___ Excerpted records

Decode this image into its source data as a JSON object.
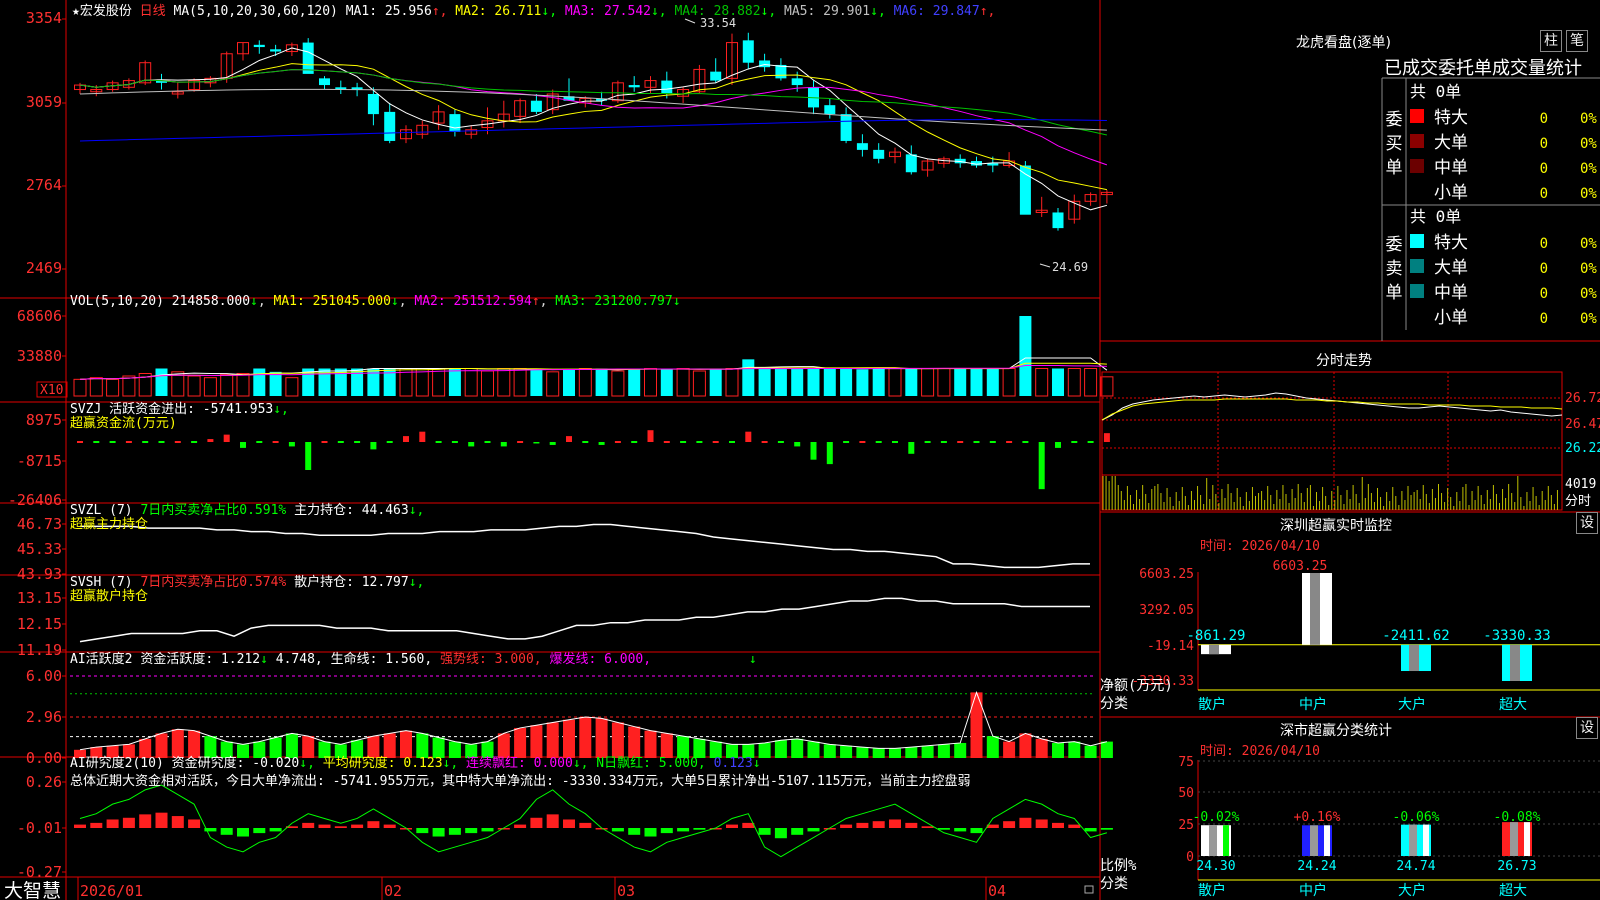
{
  "stock": {
    "name": "宏发股份",
    "period": "日线",
    "star": "★"
  },
  "colors": {
    "up": "#ff2020",
    "down": "#00ffff",
    "ma1": "#ffffff",
    "ma2": "#ffff00",
    "ma3": "#ff00ff",
    "ma4": "#00c000",
    "ma5": "#c0c0c0",
    "ma6": "#0000ff"
  },
  "main_chart": {
    "ma_label": "MA(5,10,20,30,60,120)",
    "ma_values": [
      {
        "label": "MA1: 25.956",
        "arrow": "↑",
        "color": "#ffffff"
      },
      {
        "label": "MA2: 26.711",
        "arrow": "↓",
        "color": "#ffff00"
      },
      {
        "label": "MA3: 27.542",
        "arrow": "↓",
        "color": "#ff00ff"
      },
      {
        "label": "MA4: 28.882",
        "arrow": "↓",
        "color": "#00c000"
      },
      {
        "label": "MA5: 29.901",
        "arrow": "↓",
        "color": "#c0c0c0"
      },
      {
        "label": "MA6: 29.847",
        "arrow": "↑",
        "color": "#4040ff"
      }
    ],
    "y_ticks": [
      "3354",
      "3059",
      "2764",
      "2469"
    ],
    "high_label": "33.54",
    "low_label": "24.69"
  },
  "chart_data": [
    {
      "type": "candlestick",
      "title": "宏发股份 日线",
      "x_labels": [
        "2026/01",
        "02",
        "03",
        "04"
      ],
      "ohlc": [
        [
          31.0,
          31.3,
          30.8,
          31.2
        ],
        [
          30.9,
          31.2,
          30.7,
          31.0
        ],
        [
          31.0,
          31.4,
          30.9,
          31.3
        ],
        [
          31.1,
          31.5,
          31.0,
          31.4
        ],
        [
          31.3,
          32.3,
          31.2,
          32.2
        ],
        [
          31.4,
          31.7,
          31.0,
          31.3
        ],
        [
          30.8,
          31.3,
          30.6,
          30.9
        ],
        [
          31.0,
          31.5,
          30.9,
          31.4
        ],
        [
          31.3,
          31.6,
          31.1,
          31.5
        ],
        [
          31.5,
          32.7,
          31.3,
          32.6
        ],
        [
          32.6,
          33.1,
          32.3,
          33.1
        ],
        [
          33.0,
          33.2,
          32.6,
          32.9
        ],
        [
          32.8,
          33.0,
          32.5,
          32.7
        ],
        [
          32.7,
          33.1,
          32.5,
          33.0
        ],
        [
          33.1,
          33.3,
          31.8,
          31.7
        ],
        [
          31.5,
          31.6,
          31.0,
          31.2
        ],
        [
          31.1,
          31.4,
          30.8,
          31.0
        ],
        [
          31.1,
          31.3,
          30.7,
          31.0
        ],
        [
          30.8,
          31.1,
          29.4,
          29.9
        ],
        [
          30.0,
          30.4,
          28.6,
          28.7
        ],
        [
          28.8,
          29.4,
          28.6,
          29.2
        ],
        [
          29.0,
          29.6,
          28.8,
          29.4
        ],
        [
          29.5,
          30.3,
          29.2,
          30.0
        ],
        [
          29.9,
          30.1,
          28.9,
          29.1
        ],
        [
          29.0,
          29.4,
          28.8,
          29.2
        ],
        [
          29.3,
          30.2,
          29.0,
          29.6
        ],
        [
          29.6,
          30.5,
          29.3,
          29.9
        ],
        [
          29.8,
          30.6,
          29.5,
          30.5
        ],
        [
          30.5,
          30.8,
          29.9,
          30.0
        ],
        [
          30.1,
          31.0,
          29.9,
          30.8
        ],
        [
          30.7,
          31.5,
          30.5,
          30.5
        ],
        [
          30.4,
          30.7,
          30.2,
          30.6
        ],
        [
          30.6,
          30.9,
          30.3,
          30.5
        ],
        [
          30.5,
          31.4,
          30.4,
          31.3
        ],
        [
          31.2,
          31.6,
          30.9,
          31.1
        ],
        [
          31.1,
          31.6,
          30.8,
          31.4
        ],
        [
          31.4,
          31.8,
          30.6,
          30.8
        ],
        [
          30.7,
          31.1,
          30.4,
          31.0
        ],
        [
          30.9,
          32.1,
          30.8,
          31.9
        ],
        [
          31.8,
          32.4,
          31.3,
          31.4
        ],
        [
          31.5,
          33.5,
          31.2,
          33.1
        ],
        [
          33.2,
          33.54,
          31.9,
          32.2
        ],
        [
          32.3,
          32.6,
          31.8,
          32.0
        ],
        [
          32.1,
          32.4,
          31.4,
          31.5
        ],
        [
          31.5,
          31.8,
          30.9,
          31.2
        ],
        [
          31.1,
          31.4,
          29.9,
          30.2
        ],
        [
          30.3,
          30.6,
          29.7,
          29.9
        ],
        [
          29.9,
          30.2,
          28.6,
          28.7
        ],
        [
          28.6,
          29.0,
          28.0,
          28.3
        ],
        [
          28.3,
          28.6,
          27.7,
          27.9
        ],
        [
          28.0,
          28.4,
          27.7,
          28.2
        ],
        [
          28.1,
          28.5,
          27.2,
          27.3
        ],
        [
          27.4,
          27.9,
          27.1,
          27.8
        ],
        [
          27.7,
          28.0,
          27.5,
          27.9
        ],
        [
          27.9,
          28.1,
          27.5,
          27.7
        ],
        [
          27.8,
          28.0,
          27.5,
          27.6
        ],
        [
          27.7,
          28.0,
          27.3,
          27.6
        ],
        [
          27.6,
          28.2,
          27.5,
          27.8
        ],
        [
          27.6,
          27.8,
          25.5,
          25.4
        ],
        [
          25.5,
          26.2,
          25.3,
          25.6
        ],
        [
          25.5,
          25.7,
          24.69,
          24.8
        ],
        [
          25.2,
          26.3,
          25.0,
          26.0
        ],
        [
          26.0,
          26.4,
          25.8,
          26.3
        ],
        [
          26.3,
          26.5,
          25.9,
          26.4
        ]
      ],
      "ylim": [
        24.0,
        34.2
      ]
    },
    {
      "type": "bar",
      "title": "VOL(5,10,20)",
      "x": "days",
      "values": [
        20,
        22,
        20,
        24,
        27,
        33,
        29,
        24,
        22,
        26,
        27,
        33,
        29,
        22,
        33,
        33,
        33,
        33,
        33,
        33,
        33,
        33,
        33,
        33,
        33,
        30,
        33,
        33,
        33,
        29,
        32,
        33,
        33,
        30,
        33,
        33,
        33,
        33,
        30,
        32,
        33,
        44,
        33,
        33,
        33,
        33,
        33,
        33,
        32,
        33,
        33,
        33,
        33,
        33,
        33,
        33,
        33,
        33,
        96,
        33,
        33,
        33,
        33,
        23
      ]
    },
    {
      "type": "bar",
      "title": "SVZJ 活跃资金进出",
      "values": [
        0,
        0,
        0,
        0,
        0,
        0,
        0,
        0,
        2,
        5,
        -4,
        0,
        0,
        -3,
        -19,
        0,
        0,
        0,
        -5,
        0,
        4,
        7,
        0,
        0,
        -3,
        0,
        -3,
        0,
        -1,
        -2,
        4,
        0,
        -2,
        0,
        0,
        8,
        0,
        0,
        0,
        0,
        0,
        7,
        0,
        0,
        -3,
        -12,
        -15,
        0,
        0,
        0,
        0,
        -8,
        0,
        0,
        0,
        0,
        0,
        0,
        0,
        -32,
        -4,
        0,
        0,
        6
      ]
    },
    {
      "type": "line",
      "title": "主力持仓",
      "values": [
        46.6,
        46.6,
        46.6,
        46.6,
        46.5,
        46.5,
        46.5,
        46.5,
        46.4,
        46.4,
        46.3,
        46.3,
        46.2,
        46.2,
        46.1,
        46.1,
        46.1,
        46.1,
        46.2,
        46.2,
        46.2,
        46.3,
        46.3,
        46.3,
        46.4,
        46.4,
        46.4,
        46.5,
        46.6,
        46.6,
        46.7,
        46.7,
        46.6,
        46.5,
        46.4,
        46.3,
        46.2,
        46.0,
        45.9,
        45.8,
        45.7,
        45.6,
        45.5,
        45.4,
        45.3,
        45.3,
        45.2,
        45.2,
        45.1,
        45.0,
        44.9,
        44.5,
        44.5,
        44.4,
        44.3,
        44.3,
        44.3,
        44.4,
        44.5,
        44.5
      ]
    },
    {
      "type": "line",
      "title": "散户持仓",
      "values": [
        11.5,
        11.6,
        11.7,
        11.8,
        11.8,
        11.8,
        11.8,
        11.9,
        11.9,
        11.7,
        12.0,
        12.1,
        12.1,
        12.1,
        12.1,
        12.0,
        12.0,
        12.0,
        11.9,
        11.9,
        11.9,
        11.9,
        11.9,
        11.8,
        11.7,
        11.6,
        11.6,
        11.7,
        11.9,
        12.1,
        12.1,
        12.2,
        12.2,
        12.3,
        12.3,
        12.3,
        12.4,
        12.4,
        12.5,
        12.6,
        12.6,
        12.7,
        12.7,
        12.8,
        12.9,
        13.0,
        13.0,
        13.1,
        13.1,
        13.0,
        13.0,
        12.9,
        12.9,
        12.9,
        12.9,
        12.8,
        12.8,
        12.8,
        12.8,
        12.8
      ]
    },
    {
      "type": "bar",
      "title": "AI活跃度2",
      "values": [
        0.6,
        0.8,
        0.9,
        1.0,
        1.4,
        1.8,
        2.1,
        2.0,
        1.6,
        1.2,
        1.0,
        1.2,
        1.5,
        1.8,
        1.6,
        1.2,
        1.0,
        1.3,
        1.6,
        1.8,
        2.0,
        1.8,
        1.5,
        1.2,
        1.0,
        1.2,
        1.8,
        2.2,
        2.4,
        2.6,
        2.8,
        3.0,
        2.9,
        2.6,
        2.3,
        2.0,
        1.8,
        1.6,
        1.4,
        1.2,
        1.0,
        1.0,
        1.1,
        1.3,
        1.4,
        1.2,
        1.0,
        0.9,
        0.8,
        0.7,
        0.7,
        0.8,
        0.9,
        1.0,
        1.1,
        4.8,
        1.6,
        1.2,
        1.8,
        1.4,
        1.1,
        1.2,
        0.9,
        1.2
      ]
    },
    {
      "type": "bar",
      "title": "AI研究度2",
      "values": [
        0.02,
        0.03,
        0.05,
        0.06,
        0.08,
        0.09,
        0.07,
        0.05,
        -0.02,
        -0.04,
        -0.05,
        -0.03,
        -0.02,
        0.01,
        0.03,
        0.02,
        0.01,
        0.02,
        0.04,
        0.02,
        0.0,
        -0.03,
        -0.05,
        -0.04,
        -0.03,
        -0.02,
        0.0,
        0.02,
        0.06,
        0.08,
        0.05,
        0.03,
        0.0,
        -0.02,
        -0.04,
        -0.05,
        -0.03,
        -0.02,
        -0.01,
        0.0,
        0.02,
        0.03,
        -0.04,
        -0.06,
        -0.04,
        -0.02,
        0.0,
        0.02,
        0.03,
        0.04,
        0.05,
        0.03,
        0.01,
        -0.01,
        -0.02,
        -0.03,
        0.02,
        0.04,
        0.06,
        0.05,
        0.03,
        0.02,
        -0.02,
        -0.01
      ]
    }
  ],
  "vol": {
    "title": "VOL(5,10,20)",
    "value": "214858.000",
    "arrow": "↓",
    "ma1": "MA1: 251045.000",
    "ma1_arrow": "↓",
    "ma2": "MA2: 251512.594",
    "ma2_arrow": "↑",
    "ma3": "MA3: 231200.797",
    "ma3_arrow": "↓",
    "y_ticks": [
      "68606",
      "33880"
    ],
    "unit": "X10"
  },
  "svzj": {
    "title": "SVZJ",
    "label": "活跃资金进出: -5741.953",
    "arrow": "↓,",
    "sub": "超赢资金流(万元)",
    "y_ticks": [
      "8975",
      "-8715",
      "-26406"
    ]
  },
  "svzl": {
    "title": "SVZL (7)",
    "net": "7日内买卖净占比0.591%",
    "holding": "主力持仓: 44.463",
    "arrow": "↓,",
    "sub": "超赢主力持仓",
    "y_ticks": [
      "46.73",
      "45.33",
      "43.93"
    ]
  },
  "svsh": {
    "title": "SVSH (7)",
    "net": "7日内买卖净占比0.574%",
    "holding": "散户持仓: 12.797",
    "arrow": "↓,",
    "sub": "超赢散户持仓",
    "y_ticks": [
      "13.15",
      "12.15",
      "11.19"
    ]
  },
  "ai_active": {
    "title": "AI活跃度2",
    "fund": "资金活跃度: 1.212",
    "arrow1": "↓",
    "v2": "4.748,",
    "life": "生命线: 1.560,",
    "strong": "强势线: 3.000,",
    "burst": "爆发线: 6.000,",
    "arrow2": "↓",
    "y_ticks": [
      "6.00",
      "2.96",
      "0.00"
    ]
  },
  "ai_research": {
    "title": "AI研究度2(10)",
    "fund": "资金研究度: -0.020",
    "a1": "↓,",
    "avg": "平均研究度: 0.123",
    "a2": "↓,",
    "red": "连续飘红: 0.000",
    "a3": "↓,",
    "nred": "N日飘红: 5.000,",
    "v": "0.123",
    "a4": "↓",
    "summary": "总体近期大资金相对活跃，今日大单净流出: -5741.955万元，其中特大单净流出: -3330.334万元，大单5日累计净出-5107.115万元，当前主力控盘弱",
    "y_ticks": [
      "0.26",
      "-0.01",
      "-0.27"
    ]
  },
  "x_axis": {
    "labels": [
      "2026/01",
      "02",
      "03",
      "04"
    ],
    "brand": "大智慧"
  },
  "dragon_tiger": {
    "title": "龙虎看盘(逐单)",
    "btn1": "柱",
    "btn2": "笔",
    "header": "已成交委托单成交量统计",
    "buy_label": "委买单",
    "buy_total": "共 0单",
    "sell_label": "委卖单",
    "sell_total": "共 0单",
    "buy_rows": [
      {
        "name": "特大",
        "count": "0",
        "pct": "0%",
        "color": "#ff0000"
      },
      {
        "name": "大单",
        "count": "0",
        "pct": "0%",
        "color": "#8b0000"
      },
      {
        "name": "中单",
        "count": "0",
        "pct": "0%",
        "color": "#6b0000"
      },
      {
        "name": "小单",
        "count": "0",
        "pct": "0%",
        "color": ""
      }
    ],
    "sell_rows": [
      {
        "name": "特大",
        "count": "0",
        "pct": "0%",
        "color": "#00ffff"
      },
      {
        "name": "大单",
        "count": "0",
        "pct": "0%",
        "color": "#008080"
      },
      {
        "name": "中单",
        "count": "0",
        "pct": "0%",
        "color": "#008080"
      },
      {
        "name": "小单",
        "count": "0",
        "pct": "0%",
        "color": ""
      }
    ]
  },
  "intraday": {
    "title": "分时走势",
    "y_ticks": [
      "26.72",
      "26.47",
      "26.22"
    ],
    "vol_tick": "4019",
    "vol_label": "分时",
    "price": [
      26.5,
      26.55,
      26.62,
      26.66,
      26.68,
      26.7,
      26.71,
      26.72,
      26.73,
      26.74,
      26.73,
      26.74,
      26.75,
      26.74,
      26.73,
      26.74,
      26.75,
      26.77,
      26.76,
      26.74,
      26.72,
      26.71,
      26.7,
      26.69,
      26.68,
      26.67,
      26.66,
      26.65,
      26.64,
      26.63,
      26.62,
      26.62,
      26.63,
      26.64,
      26.63,
      26.62,
      26.61,
      26.6,
      26.59,
      26.6,
      26.58,
      26.57,
      26.56,
      26.55,
      26.54,
      26.55
    ],
    "avg": [
      26.5,
      26.56,
      26.6,
      26.64,
      26.66,
      26.67,
      26.68,
      26.69,
      26.7,
      26.7,
      26.7,
      26.7,
      26.71,
      26.71,
      26.71,
      26.71,
      26.71,
      26.71,
      26.71,
      26.7,
      26.7,
      26.7,
      26.69,
      26.69,
      26.68,
      26.68,
      26.67,
      26.67,
      26.66,
      26.66,
      26.66,
      26.66,
      26.65,
      26.65,
      26.65,
      26.65,
      26.64,
      26.64,
      26.64,
      26.63,
      26.63,
      26.63,
      26.62,
      26.62,
      26.62,
      26.61
    ]
  },
  "sz_monitor": {
    "title": "深圳超赢实时监控",
    "btn": "设",
    "date": "时间: 2026/04/10",
    "top_value": "6603.25",
    "y_ticks": [
      "6603.25",
      "3292.05",
      "-19.14",
      "-3330.33"
    ],
    "y_unit": "净额(万元)",
    "x_unit": "分类",
    "cats": [
      {
        "name": "散户",
        "value": -861.29,
        "label": "-861.29",
        "color": "#ffffff"
      },
      {
        "name": "中户",
        "value": 6603.25,
        "label": "6603.25",
        "color": "#ffffff"
      },
      {
        "name": "大户",
        "value": -2411.62,
        "label": "-2411.62",
        "color": "#00ffff"
      },
      {
        "name": "超大",
        "value": -3330.33,
        "label": "-3330.33",
        "color": "#00ffff"
      }
    ]
  },
  "sz_stats": {
    "title": "深市超赢分类统计",
    "btn": "设",
    "date": "时间: 2026/04/10",
    "y_ticks": [
      "75",
      "50",
      "25",
      "0"
    ],
    "y_unit": "比例%",
    "x_unit": "分类",
    "cats": [
      {
        "name": "散户",
        "value": 24.3,
        "label": "24.30",
        "chg": "-0.02%",
        "color": "#ffffff",
        "accent": "#00ff00"
      },
      {
        "name": "中户",
        "value": 24.24,
        "label": "24.24",
        "chg": "+0.16%",
        "color": "#2020ff",
        "accent": "#ffffff"
      },
      {
        "name": "大户",
        "value": 24.74,
        "label": "24.74",
        "chg": "-0.06%",
        "color": "#00ffff",
        "accent": "#ffffff"
      },
      {
        "name": "超大",
        "value": 26.73,
        "label": "26.73",
        "chg": "-0.08%",
        "color": "#ff2020",
        "accent": "#ffffff"
      }
    ]
  }
}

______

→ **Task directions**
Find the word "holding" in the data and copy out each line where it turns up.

→ **Result below**
    "holding": "主力持仓: 44.463",
    "holding": "散户持仓: 12.797",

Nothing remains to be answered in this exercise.